“Well, I’m not about to be hijacked into those books. She might skip writing the scene altogether as she’s not perfectly sure about royal protocol. She’s going to Google, I believe. Anyway, if we get married too soon the HEA will just have to be postponed anyway because we’ll have all sorts of stupid misunderstandings and you’ll be sexually frustrated. We’re a book, you know, not a novella.”
“HEA?” Lionel’s fierce black brows knit in puzzlement. He was already frustrated enough.
“Happily Ever After, you foolish man! You know I’ll come to you in the end.”
“Not soon enough, Ellie. Hold still.” He licked a bit of frosting from the corner of her mouth, tasting vanilla, sugar and something less familiar, essence of Eleanor.
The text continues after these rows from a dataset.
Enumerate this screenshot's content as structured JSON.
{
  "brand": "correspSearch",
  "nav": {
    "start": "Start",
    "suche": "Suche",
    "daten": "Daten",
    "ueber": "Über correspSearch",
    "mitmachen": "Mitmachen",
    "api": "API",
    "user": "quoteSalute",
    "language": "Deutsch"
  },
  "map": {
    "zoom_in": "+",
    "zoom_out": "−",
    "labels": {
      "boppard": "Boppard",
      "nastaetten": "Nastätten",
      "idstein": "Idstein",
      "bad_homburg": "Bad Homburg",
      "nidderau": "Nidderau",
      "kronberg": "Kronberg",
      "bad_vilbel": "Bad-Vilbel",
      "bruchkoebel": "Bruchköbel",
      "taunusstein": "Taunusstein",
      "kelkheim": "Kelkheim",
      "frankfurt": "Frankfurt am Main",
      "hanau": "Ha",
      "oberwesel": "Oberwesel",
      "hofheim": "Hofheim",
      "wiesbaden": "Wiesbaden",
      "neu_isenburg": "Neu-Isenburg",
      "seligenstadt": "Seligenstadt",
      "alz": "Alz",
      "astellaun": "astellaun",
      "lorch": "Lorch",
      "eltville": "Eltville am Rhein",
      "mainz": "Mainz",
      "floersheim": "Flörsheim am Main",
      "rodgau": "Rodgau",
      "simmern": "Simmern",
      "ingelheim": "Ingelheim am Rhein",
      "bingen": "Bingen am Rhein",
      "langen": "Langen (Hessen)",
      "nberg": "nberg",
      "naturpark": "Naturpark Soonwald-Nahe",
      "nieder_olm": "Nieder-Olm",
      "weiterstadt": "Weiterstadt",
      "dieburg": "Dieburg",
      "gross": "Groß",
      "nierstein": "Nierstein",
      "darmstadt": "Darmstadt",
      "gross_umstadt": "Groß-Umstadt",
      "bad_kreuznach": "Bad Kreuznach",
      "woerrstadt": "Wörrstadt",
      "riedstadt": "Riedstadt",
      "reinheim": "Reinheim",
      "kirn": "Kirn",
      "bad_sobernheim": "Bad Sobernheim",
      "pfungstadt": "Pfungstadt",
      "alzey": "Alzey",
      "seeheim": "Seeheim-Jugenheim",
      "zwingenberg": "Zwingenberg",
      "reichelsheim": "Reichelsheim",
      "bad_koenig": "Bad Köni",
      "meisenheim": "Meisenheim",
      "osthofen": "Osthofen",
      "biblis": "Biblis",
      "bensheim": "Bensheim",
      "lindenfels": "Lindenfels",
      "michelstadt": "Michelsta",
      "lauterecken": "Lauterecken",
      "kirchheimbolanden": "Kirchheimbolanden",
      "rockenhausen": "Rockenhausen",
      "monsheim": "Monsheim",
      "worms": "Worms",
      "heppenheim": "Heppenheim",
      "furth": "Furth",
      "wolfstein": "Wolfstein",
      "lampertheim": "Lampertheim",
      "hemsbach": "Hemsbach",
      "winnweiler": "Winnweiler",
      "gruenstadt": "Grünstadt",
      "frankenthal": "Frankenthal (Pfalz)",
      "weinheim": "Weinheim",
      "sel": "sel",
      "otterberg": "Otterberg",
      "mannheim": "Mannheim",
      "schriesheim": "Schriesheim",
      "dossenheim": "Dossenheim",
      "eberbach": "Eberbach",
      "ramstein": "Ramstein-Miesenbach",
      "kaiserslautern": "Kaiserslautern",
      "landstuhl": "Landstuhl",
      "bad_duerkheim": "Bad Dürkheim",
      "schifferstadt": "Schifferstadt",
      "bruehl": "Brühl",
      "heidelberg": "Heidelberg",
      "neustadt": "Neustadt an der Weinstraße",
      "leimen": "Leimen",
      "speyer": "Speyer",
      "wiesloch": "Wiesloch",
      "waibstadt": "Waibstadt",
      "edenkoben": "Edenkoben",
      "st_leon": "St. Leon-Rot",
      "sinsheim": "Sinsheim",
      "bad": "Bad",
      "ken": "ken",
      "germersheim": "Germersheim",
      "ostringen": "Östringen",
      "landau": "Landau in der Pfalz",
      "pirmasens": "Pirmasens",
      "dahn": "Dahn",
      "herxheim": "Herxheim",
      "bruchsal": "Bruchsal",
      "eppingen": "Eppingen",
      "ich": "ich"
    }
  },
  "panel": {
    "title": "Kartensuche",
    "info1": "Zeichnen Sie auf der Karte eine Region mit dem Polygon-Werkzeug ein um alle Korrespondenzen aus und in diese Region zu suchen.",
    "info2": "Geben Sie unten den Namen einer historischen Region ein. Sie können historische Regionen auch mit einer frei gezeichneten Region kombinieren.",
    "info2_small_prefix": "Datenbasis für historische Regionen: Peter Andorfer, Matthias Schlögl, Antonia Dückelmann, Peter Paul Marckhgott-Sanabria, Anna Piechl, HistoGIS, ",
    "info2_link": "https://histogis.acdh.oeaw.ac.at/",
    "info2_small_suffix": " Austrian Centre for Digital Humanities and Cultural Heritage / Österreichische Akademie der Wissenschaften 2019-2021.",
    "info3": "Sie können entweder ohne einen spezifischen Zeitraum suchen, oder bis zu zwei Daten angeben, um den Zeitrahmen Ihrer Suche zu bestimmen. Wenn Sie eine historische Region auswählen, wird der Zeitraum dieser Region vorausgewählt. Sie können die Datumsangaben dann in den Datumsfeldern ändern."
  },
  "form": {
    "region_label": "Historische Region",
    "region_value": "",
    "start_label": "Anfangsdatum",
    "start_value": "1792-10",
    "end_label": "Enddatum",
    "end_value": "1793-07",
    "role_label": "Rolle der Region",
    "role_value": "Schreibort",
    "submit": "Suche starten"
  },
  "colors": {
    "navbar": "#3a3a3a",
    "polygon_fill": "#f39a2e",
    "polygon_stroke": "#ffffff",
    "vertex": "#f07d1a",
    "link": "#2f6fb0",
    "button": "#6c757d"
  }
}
Crushing her to his chest, he drank in the wonder of the woman he loved, leaving her breathless and buoyant.
“Be safe, Lion,” she whispered. “Come home to me.”
He nuzzled into her slender throat. “You won’t forget to bone-up on some elementary first-aid, will you?”
“I pledge I’ll be a regular Florence Nightingale.”
Eleanor patted his cheek. “Poor Lion. She’s a famous nurse from the Crimean War, but that hasn’t happened yet. Nothing to worry about. You’ll no doubt be dead by then.”
“Way to buck up a fellow, Ellie. I’ll just take my leave then while I still breathe.” He straightened his massive shoulders and marched from the drawing room, knowing he was about to be subjected to yet another dangerous indignity somewhere across the channel. Damn her anyway.